There is a famous percussionist/drummer Alex Acunya, I have a video of his performances, the cassette is like a favourite book on the bedside table, I might have watched it a hundred times. Every time I put it on I find something new and question myself, "How could I have missed that moment?" It's always like this, I know that I will watch it tomorrow and again find something new. I only regret that I didn't study more in my youth. If I could have my time again, I would rehearse more and wholly dedicate myself to art, playing 6-8 hours a day.

We can conclude that yours has been a joyful life from the beginning, but it's also a fact that jazz doesn't have mass appeal - in Azerbaijan there have been periods of both blossoming and decline. Was there ever a time when you felt like leaving jazz and moving into a different sphere?
I have never felt that. I believe that a real musician can always find a way to earn his bread, we are versatile musicians, we can play everything. If necessary we can play pop or folk music, that's why none of us is without money for bread. I have always performed in concerts with our famous stars - it's the same the world over, even famous maestros can be heard on popular recordings. If we look at the history of jazz no one can deny that at certain periods this music was banned and the musicians have always encountered different problems. And so we were surprised when we were able to earn money from playing jazz.

But why talk about difficulties? If a musician loves his music and plays from his heart, what kind of difficulties can there be? The main thing is that the audience can understand what you are offering to them - it doesn't matter if the audience is one or a hundred… If you create art from your innermost self, then it is worth doing.
Now I'm working on an interesting project with nagara player, Natiq Shirinov; we are gathering all the good musicians of Azerbaijan.

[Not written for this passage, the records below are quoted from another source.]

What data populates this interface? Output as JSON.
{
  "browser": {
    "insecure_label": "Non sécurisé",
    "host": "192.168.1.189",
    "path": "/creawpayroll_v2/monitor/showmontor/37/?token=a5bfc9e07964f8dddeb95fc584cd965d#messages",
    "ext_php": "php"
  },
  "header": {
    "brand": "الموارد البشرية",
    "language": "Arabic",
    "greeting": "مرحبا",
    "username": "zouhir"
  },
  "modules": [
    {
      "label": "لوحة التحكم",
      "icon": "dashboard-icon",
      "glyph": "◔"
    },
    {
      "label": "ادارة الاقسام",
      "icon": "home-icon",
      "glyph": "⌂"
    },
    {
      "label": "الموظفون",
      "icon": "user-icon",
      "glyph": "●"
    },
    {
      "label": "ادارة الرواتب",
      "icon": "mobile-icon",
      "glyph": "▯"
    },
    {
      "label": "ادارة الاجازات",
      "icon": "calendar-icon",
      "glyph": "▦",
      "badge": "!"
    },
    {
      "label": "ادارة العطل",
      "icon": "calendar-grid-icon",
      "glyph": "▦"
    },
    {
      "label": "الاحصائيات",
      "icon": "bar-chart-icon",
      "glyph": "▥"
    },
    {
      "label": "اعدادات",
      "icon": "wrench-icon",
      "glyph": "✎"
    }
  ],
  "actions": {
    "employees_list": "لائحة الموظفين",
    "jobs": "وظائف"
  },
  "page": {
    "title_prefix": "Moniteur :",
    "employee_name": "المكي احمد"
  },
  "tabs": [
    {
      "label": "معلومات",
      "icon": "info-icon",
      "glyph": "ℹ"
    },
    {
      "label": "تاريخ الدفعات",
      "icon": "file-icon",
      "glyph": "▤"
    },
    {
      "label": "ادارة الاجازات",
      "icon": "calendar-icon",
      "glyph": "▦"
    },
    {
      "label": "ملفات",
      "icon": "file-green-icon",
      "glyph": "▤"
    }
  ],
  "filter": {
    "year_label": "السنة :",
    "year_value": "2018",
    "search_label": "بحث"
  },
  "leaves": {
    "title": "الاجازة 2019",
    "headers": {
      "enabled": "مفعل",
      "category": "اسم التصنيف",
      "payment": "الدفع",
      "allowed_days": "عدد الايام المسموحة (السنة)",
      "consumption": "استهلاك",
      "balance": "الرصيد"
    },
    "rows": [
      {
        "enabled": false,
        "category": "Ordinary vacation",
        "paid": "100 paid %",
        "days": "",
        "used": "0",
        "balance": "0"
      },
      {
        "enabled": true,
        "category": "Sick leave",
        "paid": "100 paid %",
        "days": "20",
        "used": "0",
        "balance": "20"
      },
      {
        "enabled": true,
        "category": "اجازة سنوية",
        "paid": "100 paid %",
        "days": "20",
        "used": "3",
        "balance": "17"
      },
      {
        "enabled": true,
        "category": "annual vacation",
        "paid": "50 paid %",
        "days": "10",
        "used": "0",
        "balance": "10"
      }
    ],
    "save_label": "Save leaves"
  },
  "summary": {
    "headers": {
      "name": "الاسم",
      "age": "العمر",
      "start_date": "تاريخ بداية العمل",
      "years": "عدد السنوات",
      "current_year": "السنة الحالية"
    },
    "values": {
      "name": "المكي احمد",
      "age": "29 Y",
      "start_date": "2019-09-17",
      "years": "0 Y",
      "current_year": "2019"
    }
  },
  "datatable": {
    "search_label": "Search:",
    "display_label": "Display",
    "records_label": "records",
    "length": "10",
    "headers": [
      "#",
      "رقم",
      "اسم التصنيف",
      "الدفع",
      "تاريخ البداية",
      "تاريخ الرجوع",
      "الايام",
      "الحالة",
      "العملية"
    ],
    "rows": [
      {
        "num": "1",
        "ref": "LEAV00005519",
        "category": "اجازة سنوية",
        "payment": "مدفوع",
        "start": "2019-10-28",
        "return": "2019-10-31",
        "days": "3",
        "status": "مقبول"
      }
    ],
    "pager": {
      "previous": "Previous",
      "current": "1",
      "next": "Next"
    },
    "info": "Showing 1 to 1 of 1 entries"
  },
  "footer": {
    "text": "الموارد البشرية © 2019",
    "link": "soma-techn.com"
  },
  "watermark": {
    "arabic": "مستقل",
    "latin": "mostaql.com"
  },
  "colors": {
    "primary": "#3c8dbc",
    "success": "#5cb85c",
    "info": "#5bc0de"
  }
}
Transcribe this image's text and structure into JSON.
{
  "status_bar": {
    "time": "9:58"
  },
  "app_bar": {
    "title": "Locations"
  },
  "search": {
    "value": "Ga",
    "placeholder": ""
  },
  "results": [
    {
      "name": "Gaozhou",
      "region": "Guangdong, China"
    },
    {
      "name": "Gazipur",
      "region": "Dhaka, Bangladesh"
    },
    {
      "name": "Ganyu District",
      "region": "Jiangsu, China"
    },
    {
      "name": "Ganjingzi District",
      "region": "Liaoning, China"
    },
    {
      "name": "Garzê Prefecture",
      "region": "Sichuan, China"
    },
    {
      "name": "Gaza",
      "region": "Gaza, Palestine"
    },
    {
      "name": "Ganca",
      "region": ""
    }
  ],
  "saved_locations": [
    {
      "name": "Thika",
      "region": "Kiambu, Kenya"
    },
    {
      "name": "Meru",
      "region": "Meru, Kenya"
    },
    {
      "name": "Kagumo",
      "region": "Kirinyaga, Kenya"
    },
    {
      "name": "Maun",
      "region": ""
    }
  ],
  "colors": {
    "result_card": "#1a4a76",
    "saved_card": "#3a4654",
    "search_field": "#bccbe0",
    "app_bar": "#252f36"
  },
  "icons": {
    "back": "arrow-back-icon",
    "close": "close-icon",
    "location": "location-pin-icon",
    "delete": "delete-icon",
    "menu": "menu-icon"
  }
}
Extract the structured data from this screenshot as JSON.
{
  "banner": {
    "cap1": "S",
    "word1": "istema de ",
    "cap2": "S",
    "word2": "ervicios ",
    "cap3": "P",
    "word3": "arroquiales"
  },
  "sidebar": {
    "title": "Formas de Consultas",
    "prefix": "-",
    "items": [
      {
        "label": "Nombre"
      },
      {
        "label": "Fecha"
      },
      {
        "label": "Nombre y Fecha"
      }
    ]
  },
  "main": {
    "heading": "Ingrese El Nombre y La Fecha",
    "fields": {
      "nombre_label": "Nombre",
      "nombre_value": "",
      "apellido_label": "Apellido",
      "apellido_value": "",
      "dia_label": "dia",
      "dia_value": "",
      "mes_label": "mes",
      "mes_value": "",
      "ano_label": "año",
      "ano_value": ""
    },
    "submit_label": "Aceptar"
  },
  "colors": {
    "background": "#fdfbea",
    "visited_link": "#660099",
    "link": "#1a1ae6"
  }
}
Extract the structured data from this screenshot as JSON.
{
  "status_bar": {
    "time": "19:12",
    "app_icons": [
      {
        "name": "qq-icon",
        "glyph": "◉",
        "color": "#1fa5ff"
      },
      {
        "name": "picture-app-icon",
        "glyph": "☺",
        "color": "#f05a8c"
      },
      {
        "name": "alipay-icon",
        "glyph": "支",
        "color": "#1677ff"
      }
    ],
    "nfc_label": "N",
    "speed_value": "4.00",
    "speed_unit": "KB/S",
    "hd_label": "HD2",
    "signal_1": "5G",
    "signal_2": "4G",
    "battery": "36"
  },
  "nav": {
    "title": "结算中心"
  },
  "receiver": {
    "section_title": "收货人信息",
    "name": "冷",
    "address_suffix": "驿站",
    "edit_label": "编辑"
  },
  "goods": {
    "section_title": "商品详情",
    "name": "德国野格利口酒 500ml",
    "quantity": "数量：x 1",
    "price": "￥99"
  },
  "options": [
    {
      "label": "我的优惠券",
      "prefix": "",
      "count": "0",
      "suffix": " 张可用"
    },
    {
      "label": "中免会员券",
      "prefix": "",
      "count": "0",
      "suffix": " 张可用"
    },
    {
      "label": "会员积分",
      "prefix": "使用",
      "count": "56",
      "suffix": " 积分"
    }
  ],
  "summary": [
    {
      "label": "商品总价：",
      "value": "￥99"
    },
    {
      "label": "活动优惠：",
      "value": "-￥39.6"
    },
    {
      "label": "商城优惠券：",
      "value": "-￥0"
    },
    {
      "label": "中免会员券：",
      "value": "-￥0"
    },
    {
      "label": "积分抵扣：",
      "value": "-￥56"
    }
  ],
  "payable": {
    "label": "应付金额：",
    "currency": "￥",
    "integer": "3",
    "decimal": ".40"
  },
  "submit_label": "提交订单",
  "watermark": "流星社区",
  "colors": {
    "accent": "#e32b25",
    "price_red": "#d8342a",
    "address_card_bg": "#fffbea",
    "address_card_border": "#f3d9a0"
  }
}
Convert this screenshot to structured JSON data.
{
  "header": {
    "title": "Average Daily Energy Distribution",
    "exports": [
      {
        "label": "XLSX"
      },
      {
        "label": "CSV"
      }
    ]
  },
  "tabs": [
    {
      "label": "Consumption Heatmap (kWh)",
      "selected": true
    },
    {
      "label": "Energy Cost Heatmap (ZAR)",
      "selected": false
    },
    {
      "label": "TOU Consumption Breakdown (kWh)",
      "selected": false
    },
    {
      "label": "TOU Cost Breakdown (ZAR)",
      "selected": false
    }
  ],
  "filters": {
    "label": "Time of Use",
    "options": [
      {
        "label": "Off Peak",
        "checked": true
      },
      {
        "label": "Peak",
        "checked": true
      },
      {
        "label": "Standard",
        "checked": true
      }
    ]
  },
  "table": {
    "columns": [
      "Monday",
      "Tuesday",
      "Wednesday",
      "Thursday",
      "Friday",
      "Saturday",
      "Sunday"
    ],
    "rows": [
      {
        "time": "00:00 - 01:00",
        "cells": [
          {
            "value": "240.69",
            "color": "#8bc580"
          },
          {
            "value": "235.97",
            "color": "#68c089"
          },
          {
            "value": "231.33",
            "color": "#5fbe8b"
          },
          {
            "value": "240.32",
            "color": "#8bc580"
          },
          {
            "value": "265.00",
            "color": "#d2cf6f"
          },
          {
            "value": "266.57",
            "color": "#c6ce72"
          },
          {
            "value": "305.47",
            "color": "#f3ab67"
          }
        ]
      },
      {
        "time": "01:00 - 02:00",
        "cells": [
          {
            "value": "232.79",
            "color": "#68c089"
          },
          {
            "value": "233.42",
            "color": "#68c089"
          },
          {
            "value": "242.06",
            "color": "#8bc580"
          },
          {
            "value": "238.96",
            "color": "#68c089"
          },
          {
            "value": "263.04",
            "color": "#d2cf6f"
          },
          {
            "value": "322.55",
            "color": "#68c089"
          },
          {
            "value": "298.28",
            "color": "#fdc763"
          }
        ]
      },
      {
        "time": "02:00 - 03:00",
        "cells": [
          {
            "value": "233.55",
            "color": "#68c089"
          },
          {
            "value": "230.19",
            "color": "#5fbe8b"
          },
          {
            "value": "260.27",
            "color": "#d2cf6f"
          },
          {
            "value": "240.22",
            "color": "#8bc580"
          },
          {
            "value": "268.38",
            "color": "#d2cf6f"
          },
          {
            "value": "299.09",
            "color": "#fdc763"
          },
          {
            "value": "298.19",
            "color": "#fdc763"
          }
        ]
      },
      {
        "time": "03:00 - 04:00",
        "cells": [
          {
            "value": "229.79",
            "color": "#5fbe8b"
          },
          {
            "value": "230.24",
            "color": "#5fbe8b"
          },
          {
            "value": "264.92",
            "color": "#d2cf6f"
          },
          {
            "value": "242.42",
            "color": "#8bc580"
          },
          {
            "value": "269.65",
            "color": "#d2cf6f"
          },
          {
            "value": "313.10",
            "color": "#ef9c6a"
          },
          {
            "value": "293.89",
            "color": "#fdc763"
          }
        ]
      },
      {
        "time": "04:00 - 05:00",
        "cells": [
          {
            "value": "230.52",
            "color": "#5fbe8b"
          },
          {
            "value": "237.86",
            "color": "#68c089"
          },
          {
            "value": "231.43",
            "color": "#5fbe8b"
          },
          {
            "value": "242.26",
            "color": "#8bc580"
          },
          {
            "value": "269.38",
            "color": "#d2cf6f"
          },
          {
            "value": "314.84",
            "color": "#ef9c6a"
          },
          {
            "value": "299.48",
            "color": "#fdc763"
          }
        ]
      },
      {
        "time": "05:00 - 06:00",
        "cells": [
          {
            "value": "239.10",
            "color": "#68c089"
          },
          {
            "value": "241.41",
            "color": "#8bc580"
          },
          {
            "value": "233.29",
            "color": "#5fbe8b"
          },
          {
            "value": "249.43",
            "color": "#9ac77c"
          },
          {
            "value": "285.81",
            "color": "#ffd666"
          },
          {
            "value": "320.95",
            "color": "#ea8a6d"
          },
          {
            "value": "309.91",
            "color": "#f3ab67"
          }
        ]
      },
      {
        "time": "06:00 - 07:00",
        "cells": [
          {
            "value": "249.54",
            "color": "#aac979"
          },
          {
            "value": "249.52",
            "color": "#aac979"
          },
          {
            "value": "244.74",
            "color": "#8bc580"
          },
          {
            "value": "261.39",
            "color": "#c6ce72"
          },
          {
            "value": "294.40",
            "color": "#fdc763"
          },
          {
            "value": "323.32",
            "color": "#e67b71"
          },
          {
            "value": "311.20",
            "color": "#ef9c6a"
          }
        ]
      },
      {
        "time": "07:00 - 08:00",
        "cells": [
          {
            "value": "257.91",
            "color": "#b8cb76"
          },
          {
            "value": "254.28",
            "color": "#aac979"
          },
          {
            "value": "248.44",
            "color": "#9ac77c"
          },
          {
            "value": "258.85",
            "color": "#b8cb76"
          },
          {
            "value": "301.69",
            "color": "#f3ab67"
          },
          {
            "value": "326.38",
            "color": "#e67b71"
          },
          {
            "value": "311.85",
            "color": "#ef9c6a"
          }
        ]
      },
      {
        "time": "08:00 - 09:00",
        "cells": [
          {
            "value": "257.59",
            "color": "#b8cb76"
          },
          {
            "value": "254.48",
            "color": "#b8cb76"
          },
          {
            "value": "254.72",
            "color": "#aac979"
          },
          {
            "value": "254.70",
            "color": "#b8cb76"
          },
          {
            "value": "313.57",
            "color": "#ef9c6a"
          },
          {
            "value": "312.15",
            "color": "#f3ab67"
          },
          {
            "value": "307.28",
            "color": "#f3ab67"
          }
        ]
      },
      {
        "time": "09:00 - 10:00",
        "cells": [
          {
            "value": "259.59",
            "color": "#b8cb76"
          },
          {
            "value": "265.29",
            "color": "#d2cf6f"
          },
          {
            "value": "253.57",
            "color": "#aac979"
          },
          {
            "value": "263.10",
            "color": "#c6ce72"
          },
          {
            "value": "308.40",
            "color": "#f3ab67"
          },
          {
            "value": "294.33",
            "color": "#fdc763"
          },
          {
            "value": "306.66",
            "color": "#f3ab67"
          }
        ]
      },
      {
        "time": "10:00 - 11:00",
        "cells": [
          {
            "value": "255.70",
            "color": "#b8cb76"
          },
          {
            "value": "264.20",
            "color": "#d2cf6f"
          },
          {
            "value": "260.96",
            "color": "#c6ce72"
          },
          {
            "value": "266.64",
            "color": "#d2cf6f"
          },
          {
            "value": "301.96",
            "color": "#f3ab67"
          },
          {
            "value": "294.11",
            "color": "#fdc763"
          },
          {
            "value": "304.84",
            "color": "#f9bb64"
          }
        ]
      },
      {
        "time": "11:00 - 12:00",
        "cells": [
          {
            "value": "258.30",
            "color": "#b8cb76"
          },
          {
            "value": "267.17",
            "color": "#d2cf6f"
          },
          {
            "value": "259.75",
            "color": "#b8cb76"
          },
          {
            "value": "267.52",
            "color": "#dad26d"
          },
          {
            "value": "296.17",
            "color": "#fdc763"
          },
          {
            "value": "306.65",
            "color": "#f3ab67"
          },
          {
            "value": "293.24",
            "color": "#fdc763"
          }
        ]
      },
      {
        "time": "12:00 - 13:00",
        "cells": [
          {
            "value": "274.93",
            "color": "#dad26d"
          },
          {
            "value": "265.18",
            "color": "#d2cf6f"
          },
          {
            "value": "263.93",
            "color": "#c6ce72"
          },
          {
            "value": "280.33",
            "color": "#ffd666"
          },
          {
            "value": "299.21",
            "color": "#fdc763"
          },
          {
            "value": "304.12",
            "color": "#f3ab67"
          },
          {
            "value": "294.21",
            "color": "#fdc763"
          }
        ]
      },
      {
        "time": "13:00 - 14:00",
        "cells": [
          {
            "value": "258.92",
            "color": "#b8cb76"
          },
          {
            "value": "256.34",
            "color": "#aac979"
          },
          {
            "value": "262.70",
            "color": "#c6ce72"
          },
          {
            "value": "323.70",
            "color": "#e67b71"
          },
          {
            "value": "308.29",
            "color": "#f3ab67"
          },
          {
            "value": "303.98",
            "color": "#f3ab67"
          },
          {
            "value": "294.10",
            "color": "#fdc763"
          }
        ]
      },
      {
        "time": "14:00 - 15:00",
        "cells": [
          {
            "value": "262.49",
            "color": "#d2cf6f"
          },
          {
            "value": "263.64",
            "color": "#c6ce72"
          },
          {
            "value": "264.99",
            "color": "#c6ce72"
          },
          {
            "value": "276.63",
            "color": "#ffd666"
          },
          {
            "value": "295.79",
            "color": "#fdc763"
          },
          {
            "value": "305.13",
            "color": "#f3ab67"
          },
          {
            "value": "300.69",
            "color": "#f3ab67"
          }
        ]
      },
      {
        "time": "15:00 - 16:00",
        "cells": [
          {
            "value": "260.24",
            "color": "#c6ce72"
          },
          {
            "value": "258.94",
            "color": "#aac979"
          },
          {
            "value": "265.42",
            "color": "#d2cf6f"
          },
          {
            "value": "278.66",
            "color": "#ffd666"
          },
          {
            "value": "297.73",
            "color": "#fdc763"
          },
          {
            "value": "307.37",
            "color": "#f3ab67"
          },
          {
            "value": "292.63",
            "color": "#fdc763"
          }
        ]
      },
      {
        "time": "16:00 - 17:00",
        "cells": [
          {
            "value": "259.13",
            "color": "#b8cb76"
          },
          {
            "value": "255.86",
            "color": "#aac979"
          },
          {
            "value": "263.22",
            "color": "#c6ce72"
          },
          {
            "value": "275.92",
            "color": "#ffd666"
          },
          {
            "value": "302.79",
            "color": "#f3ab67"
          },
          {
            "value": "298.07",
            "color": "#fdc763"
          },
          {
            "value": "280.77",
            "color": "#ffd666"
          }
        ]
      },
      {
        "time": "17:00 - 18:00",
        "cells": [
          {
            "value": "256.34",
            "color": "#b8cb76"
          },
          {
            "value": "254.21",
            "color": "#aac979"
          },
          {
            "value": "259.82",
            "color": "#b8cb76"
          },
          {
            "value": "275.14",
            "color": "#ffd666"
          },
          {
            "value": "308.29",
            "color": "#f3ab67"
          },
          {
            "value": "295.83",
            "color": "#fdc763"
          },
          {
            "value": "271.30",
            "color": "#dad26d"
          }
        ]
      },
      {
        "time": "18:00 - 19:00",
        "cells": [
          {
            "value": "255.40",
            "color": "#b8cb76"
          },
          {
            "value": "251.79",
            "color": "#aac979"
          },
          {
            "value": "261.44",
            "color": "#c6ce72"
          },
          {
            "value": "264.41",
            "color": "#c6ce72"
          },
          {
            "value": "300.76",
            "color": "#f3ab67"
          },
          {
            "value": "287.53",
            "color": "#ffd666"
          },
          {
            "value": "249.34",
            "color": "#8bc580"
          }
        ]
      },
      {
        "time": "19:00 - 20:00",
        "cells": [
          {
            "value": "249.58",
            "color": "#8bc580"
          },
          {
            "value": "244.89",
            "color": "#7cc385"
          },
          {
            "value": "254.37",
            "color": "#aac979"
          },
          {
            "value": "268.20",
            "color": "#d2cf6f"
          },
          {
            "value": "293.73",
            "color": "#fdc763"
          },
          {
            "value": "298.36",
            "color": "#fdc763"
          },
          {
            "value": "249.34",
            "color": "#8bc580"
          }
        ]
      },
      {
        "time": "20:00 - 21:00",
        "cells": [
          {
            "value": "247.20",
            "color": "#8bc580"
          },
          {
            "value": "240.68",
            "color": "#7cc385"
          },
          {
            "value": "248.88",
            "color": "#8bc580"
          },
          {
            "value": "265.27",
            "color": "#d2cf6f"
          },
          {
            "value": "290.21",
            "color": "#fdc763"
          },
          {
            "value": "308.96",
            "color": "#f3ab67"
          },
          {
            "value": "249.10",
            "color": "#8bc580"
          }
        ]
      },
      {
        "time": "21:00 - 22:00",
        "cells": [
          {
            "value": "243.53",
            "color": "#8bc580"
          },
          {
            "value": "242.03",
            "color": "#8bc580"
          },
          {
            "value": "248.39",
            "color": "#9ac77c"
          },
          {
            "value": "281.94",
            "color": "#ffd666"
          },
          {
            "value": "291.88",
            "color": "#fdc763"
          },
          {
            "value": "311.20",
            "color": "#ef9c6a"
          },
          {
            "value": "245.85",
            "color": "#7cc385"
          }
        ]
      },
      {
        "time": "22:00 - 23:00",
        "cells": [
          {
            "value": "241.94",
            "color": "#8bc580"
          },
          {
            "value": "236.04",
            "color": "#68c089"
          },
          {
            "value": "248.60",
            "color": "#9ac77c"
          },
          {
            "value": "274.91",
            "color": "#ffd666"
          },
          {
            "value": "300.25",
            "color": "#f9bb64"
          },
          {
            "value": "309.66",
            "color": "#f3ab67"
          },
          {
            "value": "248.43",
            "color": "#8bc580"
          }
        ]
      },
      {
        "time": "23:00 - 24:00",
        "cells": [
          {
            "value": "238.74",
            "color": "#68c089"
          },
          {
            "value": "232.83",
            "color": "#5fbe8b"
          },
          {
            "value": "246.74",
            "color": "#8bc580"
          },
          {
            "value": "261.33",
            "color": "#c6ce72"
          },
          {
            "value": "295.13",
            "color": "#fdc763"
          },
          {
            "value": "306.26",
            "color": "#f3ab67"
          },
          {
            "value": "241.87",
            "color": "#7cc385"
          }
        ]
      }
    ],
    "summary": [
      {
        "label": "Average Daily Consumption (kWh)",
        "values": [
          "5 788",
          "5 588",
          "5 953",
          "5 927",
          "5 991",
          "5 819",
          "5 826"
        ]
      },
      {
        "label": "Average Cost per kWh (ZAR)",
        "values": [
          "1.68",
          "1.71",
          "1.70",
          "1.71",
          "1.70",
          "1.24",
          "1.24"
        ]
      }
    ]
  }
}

We have rehearsed sessions using different types of drum, creating syntheses of our national rhythms with those of India, Latin America and other ethnic rhythms. I believe this experiment will be successful.

Tofig Jabbarov

What about future generations? Do you want to pass on your knowledge to them?
I do, I want it very much. Young musicians often approach me and I give my advice, demonstrating some aspects of the art, but I don't really have the conditions to do this work properly.
In my time I have met many difficulties. I can say that I started from scratch and have progressed step by step. After listening to one player and watching another, I began slowly to understand the meaning of these instruments, but I can't say that there is no more to learn, because the possibilities of the conga and other percussion are infinite...

by Seymur Zakaryayev